## Work instruction
Copy out the data in full, keeping each line exactly as it reads.

___ Supplied data ___

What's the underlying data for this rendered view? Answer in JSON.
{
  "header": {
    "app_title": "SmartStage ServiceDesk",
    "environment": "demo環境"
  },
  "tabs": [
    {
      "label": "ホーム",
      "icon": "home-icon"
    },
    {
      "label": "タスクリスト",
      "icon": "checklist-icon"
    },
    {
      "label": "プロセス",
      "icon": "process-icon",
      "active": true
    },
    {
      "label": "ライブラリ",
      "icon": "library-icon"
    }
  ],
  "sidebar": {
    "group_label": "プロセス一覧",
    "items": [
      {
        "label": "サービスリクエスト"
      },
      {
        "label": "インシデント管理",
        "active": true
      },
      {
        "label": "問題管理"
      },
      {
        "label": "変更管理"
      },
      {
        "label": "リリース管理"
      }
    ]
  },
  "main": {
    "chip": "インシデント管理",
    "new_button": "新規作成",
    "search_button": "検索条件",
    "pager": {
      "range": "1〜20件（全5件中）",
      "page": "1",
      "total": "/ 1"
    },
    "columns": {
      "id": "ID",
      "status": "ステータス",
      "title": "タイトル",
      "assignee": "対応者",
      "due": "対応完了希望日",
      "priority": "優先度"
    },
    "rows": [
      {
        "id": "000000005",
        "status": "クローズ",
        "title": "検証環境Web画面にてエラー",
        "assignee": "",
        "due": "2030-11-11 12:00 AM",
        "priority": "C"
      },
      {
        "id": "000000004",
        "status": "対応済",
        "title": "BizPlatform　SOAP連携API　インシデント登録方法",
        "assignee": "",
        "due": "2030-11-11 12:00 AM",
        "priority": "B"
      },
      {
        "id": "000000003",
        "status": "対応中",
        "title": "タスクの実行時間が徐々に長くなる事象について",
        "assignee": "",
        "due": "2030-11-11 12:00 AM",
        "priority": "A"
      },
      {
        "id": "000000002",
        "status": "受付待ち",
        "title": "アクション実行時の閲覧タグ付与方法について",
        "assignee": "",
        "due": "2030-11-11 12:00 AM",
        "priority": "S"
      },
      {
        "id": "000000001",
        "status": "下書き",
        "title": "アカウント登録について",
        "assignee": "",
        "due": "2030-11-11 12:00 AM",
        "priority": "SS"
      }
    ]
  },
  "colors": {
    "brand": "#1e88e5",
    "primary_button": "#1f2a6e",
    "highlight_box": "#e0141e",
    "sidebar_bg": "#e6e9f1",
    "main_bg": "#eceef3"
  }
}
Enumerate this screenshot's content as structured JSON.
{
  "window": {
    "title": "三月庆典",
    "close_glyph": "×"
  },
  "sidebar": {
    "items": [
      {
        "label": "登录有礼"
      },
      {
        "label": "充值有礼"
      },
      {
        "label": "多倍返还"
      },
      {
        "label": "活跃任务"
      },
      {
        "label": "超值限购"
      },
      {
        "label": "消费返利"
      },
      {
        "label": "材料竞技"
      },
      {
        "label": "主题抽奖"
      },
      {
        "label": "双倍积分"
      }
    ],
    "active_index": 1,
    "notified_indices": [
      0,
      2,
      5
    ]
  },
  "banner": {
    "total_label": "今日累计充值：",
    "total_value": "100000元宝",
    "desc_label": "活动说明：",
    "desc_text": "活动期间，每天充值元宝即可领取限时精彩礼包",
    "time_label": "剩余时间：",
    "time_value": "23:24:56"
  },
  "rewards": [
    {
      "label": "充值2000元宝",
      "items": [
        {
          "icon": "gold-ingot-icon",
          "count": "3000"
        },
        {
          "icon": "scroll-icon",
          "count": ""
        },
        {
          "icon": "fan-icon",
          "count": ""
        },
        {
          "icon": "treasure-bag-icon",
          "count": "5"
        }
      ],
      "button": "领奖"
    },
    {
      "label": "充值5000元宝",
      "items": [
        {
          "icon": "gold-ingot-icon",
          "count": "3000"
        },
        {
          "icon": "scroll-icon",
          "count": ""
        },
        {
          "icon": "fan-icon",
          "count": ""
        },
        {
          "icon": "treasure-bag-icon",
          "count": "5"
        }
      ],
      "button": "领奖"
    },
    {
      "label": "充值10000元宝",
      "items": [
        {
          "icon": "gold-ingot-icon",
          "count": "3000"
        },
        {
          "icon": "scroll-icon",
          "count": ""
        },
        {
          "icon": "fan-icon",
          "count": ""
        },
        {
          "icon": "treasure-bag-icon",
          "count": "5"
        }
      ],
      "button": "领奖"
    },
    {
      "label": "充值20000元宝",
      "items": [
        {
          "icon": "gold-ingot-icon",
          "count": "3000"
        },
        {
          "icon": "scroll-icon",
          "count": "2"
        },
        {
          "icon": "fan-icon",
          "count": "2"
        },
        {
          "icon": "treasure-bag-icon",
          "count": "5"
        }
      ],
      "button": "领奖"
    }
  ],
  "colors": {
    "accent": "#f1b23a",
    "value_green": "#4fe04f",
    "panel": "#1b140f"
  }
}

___

## Response to the exercise
What's the underlying data for this rendered view? Answer in JSON.
{
  "header": {
    "app_title": "SmartStage ServiceDesk",
    "environment": "demo環境"
  },
  "tabs": [
    {
      "label": "ホーム",
      "icon": "home-icon"
    },
    {
      "label": "タスクリスト",
      "icon": "checklist-icon"
    },
    {
      "label": "プロセス",
      "icon": "process-icon",
      "active": true
    },
    {
      "label": "ライブラリ",
      "icon": "library-icon"
    }
  ],
  "sidebar": {
    "group_label": "プロセス一覧",
    "items": [
      {
        "label": "サービスリクエスト"
      },
      {
        "label": "インシデント管理",
        "active": true
      },
      {
        "label": "問題管理"
      },
      {
        "label": "変更管理"
      },
      {
        "label": "リリース管理"
      }
    ]
  },
  "main": {
    "chip": "インシデント管理",
    "new_button": "新規作成",
    "search_button": "検索条件",
    "pager": {
      "range": "1〜20件（全5件中）",
      "page": "1",
      "total": "/ 1"
    },
    "columns": {
      "id": "ID",
      "status": "ステータス",
      "title": "タイトル",
      "assignee": "対応者",
      "due": "対応完了希望日",
      "priority": "優先度"
    },
    "rows": [
      {
        "id": "000000005",
        "status": "クローズ",
        "title": "検証環境Web画面にてエラー",
        "assignee": "",
        "due": "2030-11-11 12:00 AM",
        "priority": "C"
      },
      {
        "id": "000000004",
        "status": "対応済",
        "title": "BizPlatform　SOAP連携API　インシデント登録方法",
        "assignee": "",
        "due": "2030-11-11 12:00 AM",
        "priority": "B"
      },
      {
        "id": "000000003",
        "status": "対応中",
        "title": "タスクの実行時間が徐々に長くなる事象について",
        "assignee": "",
        "due": "2030-11-11 12:00 AM",
        "priority": "A"
      },
      {
        "id": "000000002",
        "status": "受付待ち",
        "title": "アクション実行時の閲覧タグ付与方法について",
        "assignee": "",
        "due": "2030-11-11 12:00 AM",
        "priority": "S"
      },
      {
        "id": "000000001",
        "status": "下書き",
        "title": "アカウント登録について",
        "assignee": "",
        "due": "2030-11-11 12:00 AM",
        "priority": "SS"
      }
    ]
  },
  "colors": {
    "brand": "#1e88e5",
    "primary_button": "#1f2a6e",
    "highlight_box": "#e0141e",
    "sidebar_bg": "#e6e9f1",
    "main_bg": "#eceef3"
  }
}
Enumerate this screenshot's content as structured JSON.
{
  "window": {
    "title": "三月庆典",
    "close_glyph": "×"
  },
  "sidebar": {
    "items": [
      {
        "label": "登录有礼"
      },
      {
        "label": "充值有礼"
      },
      {
        "label": "多倍返还"
      },
      {
        "label": "活跃任务"
      },
      {
        "label": "超值限购"
      },
      {
        "label": "消费返利"
      },
      {
        "label": "材料竞技"
      },
      {
        "label": "主题抽奖"
      },
      {
        "label": "双倍积分"
      }
    ],
    "active_index": 1,
    "notified_indices": [
      0,
      2,
      5
    ]
  },
  "banner": {
    "total_label": "今日累计充值：",
    "total_value": "100000元宝",
    "desc_label": "活动说明：",
    "desc_text": "活动期间，每天充值元宝即可领取限时精彩礼包",
    "time_label": "剩余时间：",
    "time_value": "23:24:56"
  },
  "rewards": [
    {
      "label": "充值2000元宝",
      "items": [
        {
          "icon": "gold-ingot-icon",
          "count": "3000"
        },
        {
          "icon": "scroll-icon",
          "count": ""
        },
        {
          "icon": "fan-icon",
          "count": ""
        },
        {
          "icon": "treasure-bag-icon",
          "count": "5"
        }
      ],
      "button": "领奖"
    },
    {
      "label": "充值5000元宝",
      "items": [
        {
          "icon": "gold-ingot-icon",
          "count": "3000"
        },
        {
          "icon": "scroll-icon",
          "count": ""
        },
        {
          "icon": "fan-icon",
          "count": ""
        },
        {
          "icon": "treasure-bag-icon",
          "count": "5"
        }
      ],
      "button": "领奖"
    },
    {
      "label": "充值10000元宝",
      "items": [
        {
          "icon": "gold-ingot-icon",
          "count": "3000"
        },
        {
          "icon": "scroll-icon",
          "count": ""
        },
        {
          "icon": "fan-icon",
          "count": ""
        },
        {
          "icon": "treasure-bag-icon",
          "count": "5"
        }
      ],
      "button": "领奖"
    },
    {
      "label": "充值20000元宝",
      "items": [
        {
          "icon": "gold-ingot-icon",
          "count": "3000"
        },
        {
          "icon": "scroll-icon",
          "count": "2"
        },
        {
          "icon": "fan-icon",
          "count": "2"
        },
        {
          "icon": "treasure-bag-icon",
          "count": "5"
        }
      ],
      "button": "领奖"
    }
  ],
  "colors": {
    "accent": "#f1b23a",
    "value_green": "#4fe04f",
    "panel": "#1b140f"
  }
}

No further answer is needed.